The republic is also recovering from the devastating 2004 South Asia tsunami, which destroyed several islands and cost hundreds of millions in damages.

Is it safe?

The U.S., Britain, Australia, Germany, and China have all warned nationals against nonessential travel to Malé due to political tension and unrest.

What about the rest of the country?

As long as you stay out of Malé you should be fine, said a representative from the Embassy of the Republic of Maldives in the U.S., who asked to speak on the condition of anonymity.

The international airport and luxury resorts are located on separate islands, said the representative. I recall that some governments are issuing travel advisories, but even they state as long as you avoid Malé you will be fine.

He added that the Maldives are going through a transition and it will take some time for tempers to calm down.

Regardless of how concentrated the unrest may be, many nations urged travelers heading to the Maldives to check with their travel agents or government departments for the latest advisories.

Open for Business

Since Tuesday, Malé International Airport has remained open and hotels across the nation are operating as usual.

There have been no reports of tourists directly affected by the coup, nor have any of the other islands seen any unrest.

Most of the resorts in the Maldives are self-contained and are usually populated by the tourists and resort staff.

The biggest concern for the tourism industry in the Maldives is whether Nasheed's ousting will see an influx of hardline Islamist influence over the country's policies - a development that could directly affect the experience of foreign travelers.

Simon Hawkins, the managing director of Maldives Marking and PR Corporation, based in Malé, told The Telegraph that the impact of Nasheed's resignation would be difficult to assess at first.

The previous regime adopted very liberal policies, which have opened up the country and benefited tourism, he said.
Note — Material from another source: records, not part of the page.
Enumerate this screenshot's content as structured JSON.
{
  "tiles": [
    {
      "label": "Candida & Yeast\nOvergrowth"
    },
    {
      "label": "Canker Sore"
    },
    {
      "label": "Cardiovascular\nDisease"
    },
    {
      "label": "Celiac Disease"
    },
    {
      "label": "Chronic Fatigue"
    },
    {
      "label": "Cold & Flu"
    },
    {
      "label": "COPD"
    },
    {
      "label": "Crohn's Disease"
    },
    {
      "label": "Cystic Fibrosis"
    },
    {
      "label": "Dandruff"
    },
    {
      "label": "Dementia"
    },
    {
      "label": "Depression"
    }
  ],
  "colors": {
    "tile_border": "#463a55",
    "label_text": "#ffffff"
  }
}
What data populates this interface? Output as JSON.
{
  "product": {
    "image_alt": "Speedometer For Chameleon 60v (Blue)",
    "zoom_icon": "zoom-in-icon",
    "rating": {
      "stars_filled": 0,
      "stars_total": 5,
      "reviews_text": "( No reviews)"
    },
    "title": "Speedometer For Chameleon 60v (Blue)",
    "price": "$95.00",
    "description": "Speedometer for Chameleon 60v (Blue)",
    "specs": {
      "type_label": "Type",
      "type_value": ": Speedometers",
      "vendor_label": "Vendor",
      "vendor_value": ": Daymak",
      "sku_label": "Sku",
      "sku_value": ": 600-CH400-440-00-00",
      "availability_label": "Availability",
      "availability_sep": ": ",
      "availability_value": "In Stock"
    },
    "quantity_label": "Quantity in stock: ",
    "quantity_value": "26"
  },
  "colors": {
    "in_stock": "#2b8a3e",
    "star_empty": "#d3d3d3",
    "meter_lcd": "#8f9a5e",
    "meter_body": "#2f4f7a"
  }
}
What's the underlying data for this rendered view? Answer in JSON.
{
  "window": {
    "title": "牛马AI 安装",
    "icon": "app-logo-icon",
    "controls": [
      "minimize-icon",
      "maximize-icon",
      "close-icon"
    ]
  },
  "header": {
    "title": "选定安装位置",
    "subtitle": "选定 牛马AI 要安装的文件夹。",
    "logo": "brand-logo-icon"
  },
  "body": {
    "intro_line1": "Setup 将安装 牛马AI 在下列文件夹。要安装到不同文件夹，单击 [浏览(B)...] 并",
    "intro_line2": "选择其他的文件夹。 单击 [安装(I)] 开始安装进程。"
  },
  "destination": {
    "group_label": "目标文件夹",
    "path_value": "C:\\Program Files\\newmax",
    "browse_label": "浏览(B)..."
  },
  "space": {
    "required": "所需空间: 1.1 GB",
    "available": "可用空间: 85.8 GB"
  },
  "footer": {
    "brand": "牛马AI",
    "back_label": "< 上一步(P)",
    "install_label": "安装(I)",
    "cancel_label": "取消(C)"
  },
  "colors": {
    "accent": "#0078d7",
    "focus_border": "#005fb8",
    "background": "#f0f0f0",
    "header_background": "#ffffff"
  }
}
Until the new cabinet is unveiled, it is hard to predict what impact there might be on visiting holidaymakers.

However, all the politicians know that tourism is hugely important to the islands' economy - they realize that a sudden switch to Sharia law would be damaging.